The second patient was referred to our clinic at the age of 19 years because of left type I Duane syndrome and a partial trisomy of chromosome 10. He was born full-term with a birth weight of 6 pounds 8 ounces, and with several congenital anomalies. His head examination is significant for an irregular hair growth pattern; prominent brow; thick eyebrows and eyelashes; triangular, low-set, posteriorly rotated ears with simple helices; narrow nasal bridge; pointed nasal tip; thick columella; bifid uvula; dental crowding; and a small chin ( Figure 1 ). He has narrow shoulders, gynecomastia, and an asymmetrical posterior thorax with kyphosis. Musculoskeletal examination reveals limited motion of the shoulders, elbows, wrists, and fingers; hyperextended left wrist with ulnar deviation; and broad thumbs. His left leg is longer than the right and he has an inability to straighten the left leg. The right knee is larger than the left and he has an inability to fully extend the right knee. He has limited ankle flexion, his feet are turned outward, and the great toes are angulated. Spasticity is present in all 4 extremities, and the patient has a wide-based gait. The patient also has global developmental delay with mental retardation, bowel and bladder incontinence, and a hypoplastic right kidney.
This patient underwent chromosomal staining and FISH analysis shortly after birth, demonstrating the presence of extra material on the end of chromosome 2p, but the origin of this material could not be identified at the time. His parents were found to have normal chromosomal staining patterns. At the age of 19, microarray analysis and repeat FISH was conducted by the ChildLab Cytogenetics Laboratory of Nationwide Children’s Hospital in Columbus, Ohio, USA using the SignatureSelect OS 105K v1.1 microarray (Signature Genomic Laboratories, LLC). This microarray identified trisomy of a 33.75-Mb region of chromosome 10 (10q24.2q26.3(101,532,585-135,284,169) × 3), a region containing over 300 genes. A trisomy of 20q13.12 was also discovered, though this region contains only the 3′ portion of 1 gene, SLC2A10 . FISH demonstrated that the extra chromosome 10 material was translocated to chromosome 2p25.3, with no loss of material at 2p. The extra copy of 20q13.12 was adjacent to the normal copy and was thought unlikely to be of clinical significance.

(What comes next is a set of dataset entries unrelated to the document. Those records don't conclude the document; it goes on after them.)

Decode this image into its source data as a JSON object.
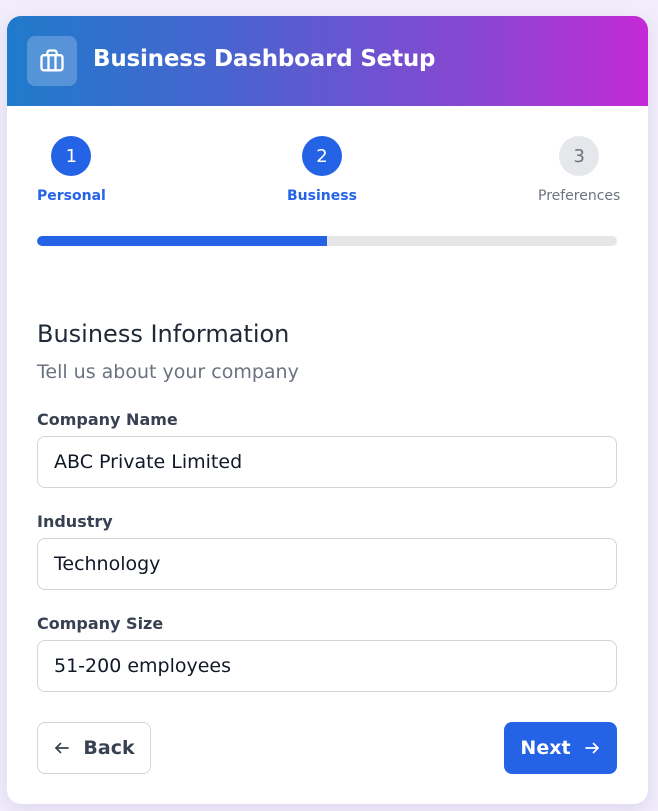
{
  "header": {
    "title": "Business Dashboard Setup",
    "icon": "briefcase-icon"
  },
  "steps": [
    {
      "number": "1",
      "label": "Personal",
      "state": "complete"
    },
    {
      "number": "2",
      "label": "Business",
      "state": "current"
    },
    {
      "number": "3",
      "label": "Preferences",
      "state": "upcoming"
    }
  ],
  "progress": {
    "percent": 50
  },
  "section": {
    "title": "Business Information",
    "subtitle": "Tell us about your company"
  },
  "fields": {
    "company_name": {
      "label": "Company Name",
      "value": "ABC Private Limited"
    },
    "industry": {
      "label": "Industry",
      "value": "Technology"
    },
    "company_size": {
      "label": "Company Size",
      "value": "51-200 employees"
    }
  },
  "buttons": {
    "back_label": "Back",
    "back_icon": "arrow-left-icon",
    "next_label": "Next",
    "next_icon": "arrow-right-icon"
  },
  "colors": {
    "accent": "#2463e6",
    "header_gradient_start": "#1f7bcc",
    "header_gradient_end": "#c42ad6",
    "inactive_step": "#e6e7eb",
    "page_background": "#f1edfb"
  }
}
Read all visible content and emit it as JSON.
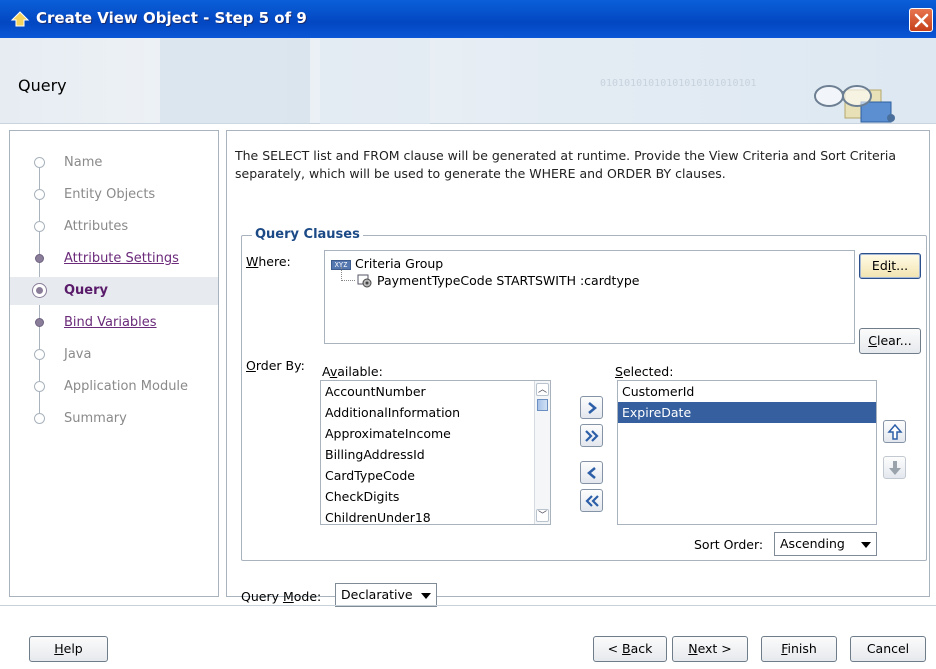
{
  "window": {
    "title": "Create View Object - Step 5 of 9",
    "close_glyph": "✕"
  },
  "header": {
    "page_title": "Query",
    "binary_decoration": "01010101010101010101010101"
  },
  "nav": {
    "items": [
      {
        "label": "Name",
        "state": "visited"
      },
      {
        "label": "Entity Objects",
        "state": "visited"
      },
      {
        "label": "Attributes",
        "state": "visited"
      },
      {
        "label": "Attribute Settings",
        "state": "link"
      },
      {
        "label": "Query",
        "state": "current"
      },
      {
        "label": "Bind Variables",
        "state": "link"
      },
      {
        "label": "Java",
        "state": "visited"
      },
      {
        "label": "Application Module",
        "state": "visited"
      },
      {
        "label": "Summary",
        "state": "visited"
      }
    ]
  },
  "main": {
    "description": "The SELECT list and FROM clause will be generated at runtime.  Provide the View Criteria and Sort Criteria separately, which will be used to generate the WHERE and ORDER BY clauses.",
    "query_clauses": {
      "title": "Query Clauses",
      "where_label_mnemonic": "W",
      "where_label_rest": "here:",
      "where_tree": {
        "root_badge": "XYZ",
        "root": "Criteria Group",
        "child": "PaymentTypeCode STARTSWITH :cardtype"
      },
      "edit_button": {
        "pre": "Ed",
        "mnemonic": "i",
        "post": "t..."
      },
      "clear_button": {
        "mnemonic": "C",
        "post": "lear..."
      },
      "order_by_label": {
        "mnemonic": "O",
        "post": "rder By:"
      },
      "available_label": {
        "pre": "A",
        "mnemonic": "v",
        "post": "ailable:"
      },
      "selected_label": {
        "mnemonic": "S",
        "post": "elected:"
      },
      "available_items": [
        "AccountNumber",
        "AdditionalInformation",
        "ApproximateIncome",
        "BillingAddressId",
        "CardTypeCode",
        "CheckDigits",
        "ChildrenUnder18"
      ],
      "selected_items": [
        "CustomerId",
        "ExpireDate"
      ],
      "selected_index": 1,
      "sort_order_label": "Sort Order:",
      "sort_order_value": "Ascending"
    },
    "query_mode": {
      "label_pre": "Query ",
      "label_mnemonic": "M",
      "label_post": "ode:",
      "value": "Declarative"
    }
  },
  "footer": {
    "help": {
      "mnemonic": "H",
      "post": "elp"
    },
    "back": {
      "pre": "< ",
      "mnemonic": "B",
      "post": "ack"
    },
    "next": {
      "mnemonic": "N",
      "post": "ext >"
    },
    "finish": {
      "mnemonic": "F",
      "post": "inish"
    },
    "cancel": "Cancel"
  },
  "icons": {
    "move_right": "chevron-right-icon",
    "move_all_right": "double-chevron-right-icon",
    "move_left": "chevron-left-icon",
    "move_all_left": "double-chevron-left-icon",
    "move_up": "arrow-up-icon",
    "move_down": "arrow-down-icon"
  },
  "colors": {
    "titlebar": "#0347c2",
    "selection": "#355f9e",
    "group_title": "#1c4a86",
    "nav_link": "#6b2a7a"
  }
}
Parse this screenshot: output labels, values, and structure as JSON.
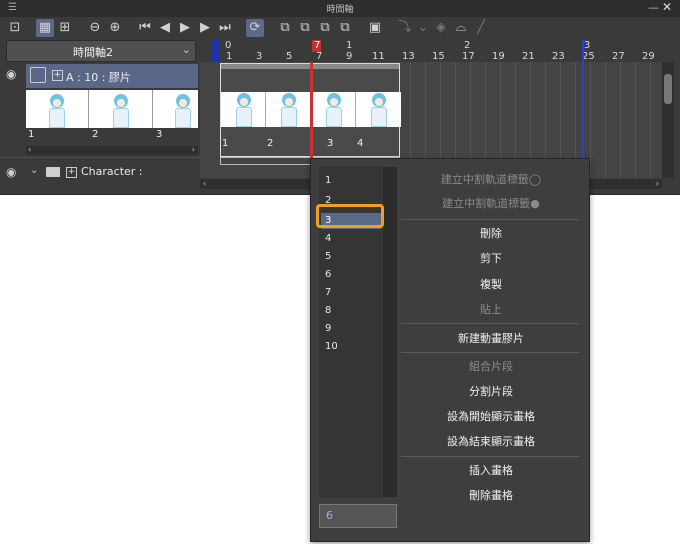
{
  "window": {
    "title": "時間軸"
  },
  "timeline": {
    "name": "時間軸2",
    "ruler_top": [
      "0",
      "7",
      "1",
      "2",
      "3"
    ],
    "ruler_bottom": [
      "1",
      "3",
      "5",
      "7",
      "9",
      "11",
      "13",
      "15",
      "17",
      "19",
      "21",
      "23",
      "25",
      "27",
      "29"
    ]
  },
  "layers": {
    "animation_layer": {
      "label": "A : 10 : 膠片"
    },
    "thumb_numbers": [
      "1",
      "2",
      "3"
    ],
    "character_folder": {
      "label": "Character :"
    }
  },
  "clip": {
    "frame_numbers": [
      "1",
      "2",
      "3",
      "4"
    ]
  },
  "popup": {
    "frame_list": [
      "1",
      "2",
      "3",
      "4",
      "5",
      "6",
      "7",
      "8",
      "9",
      "10"
    ],
    "selected_frame": "3",
    "input_value": "6",
    "menu": [
      {
        "label": "建立中割軌道標籤◯",
        "enabled": false
      },
      {
        "label": "建立中割軌道標籤●",
        "enabled": false
      },
      {
        "label": "刪除",
        "enabled": true
      },
      {
        "label": "剪下",
        "enabled": true
      },
      {
        "label": "複製",
        "enabled": true
      },
      {
        "label": "貼上",
        "enabled": false
      },
      {
        "label": "新建動畫膠片",
        "enabled": true
      },
      {
        "label": "組合片段",
        "enabled": false
      },
      {
        "label": "分割片段",
        "enabled": true
      },
      {
        "label": "設為開始顯示畫格",
        "enabled": true
      },
      {
        "label": "設為結束顯示畫格",
        "enabled": true
      },
      {
        "label": "插入畫格",
        "enabled": true
      },
      {
        "label": "刪除畫格",
        "enabled": true
      }
    ]
  },
  "colors": {
    "accent_highlight": "#f0a020",
    "playhead": "#c83232",
    "selection": "#5c6a86"
  }
}
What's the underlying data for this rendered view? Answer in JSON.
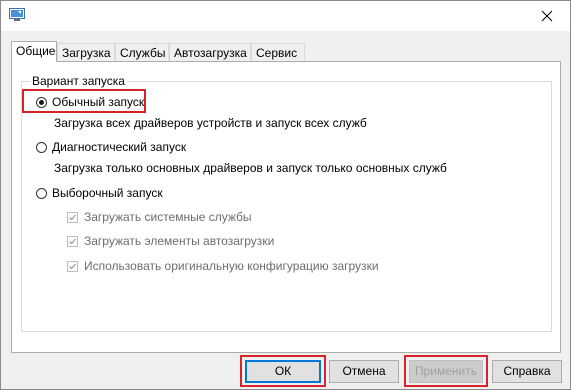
{
  "tabs": [
    {
      "label": "Общие",
      "active": true
    },
    {
      "label": "Загрузка",
      "active": false
    },
    {
      "label": "Службы",
      "active": false
    },
    {
      "label": "Автозагрузка",
      "active": false
    },
    {
      "label": "Сервис",
      "active": false
    }
  ],
  "group": {
    "label": "Вариант запуска",
    "options": [
      {
        "label": "Обычный запуск",
        "selected": true,
        "description": "Загрузка всех драйверов устройств и запуск всех служб"
      },
      {
        "label": "Диагностический запуск",
        "selected": false,
        "description": "Загрузка только основных драйверов и запуск только основных служб"
      },
      {
        "label": "Выборочный запуск",
        "selected": false,
        "description": ""
      }
    ],
    "checkboxes": [
      {
        "label": "Загружать системные службы",
        "checked": true,
        "enabled": false
      },
      {
        "label": "Загружать элементы автозагрузки",
        "checked": true,
        "enabled": false
      },
      {
        "label": "Использовать оригинальную конфигурацию загрузки",
        "checked": true,
        "enabled": false
      }
    ]
  },
  "buttons": {
    "ok": "ОК",
    "cancel": "Отмена",
    "apply": "Применить",
    "help": "Справка"
  },
  "colors": {
    "highlight": "#d6232a",
    "accent": "#0078d7"
  },
  "icons": {
    "app": "msconfig-icon",
    "close": "close-icon"
  }
}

In addition to Duane syndrome, the patient’s ophthalmic history was significant for accommodative esotropia treated with glasses and patching beginning at 4 years of age. He had a remote history of head tilting, but this was attributed to torticollis and was corrected with cervical fusion surgery at the age of 6 years. On presentation to our clinic, the patient’s corrected visual acuity was 20/20 in the right eye and 20/40 in the left eye, demonstrating amblyopia. Abduction of the left eye was limited to 10 degrees, while adduction was limited to 50 degrees and elevation was limited to 40 degrees. The right eye had normal motility. In addition, the patient had blepharophimosis, thick long lashes, iris transillumination, and an anomalous optic nerve that appeared smaller than normal in diameter, with fine macular and extramacular drusen in both eyes ( Figure 2 ).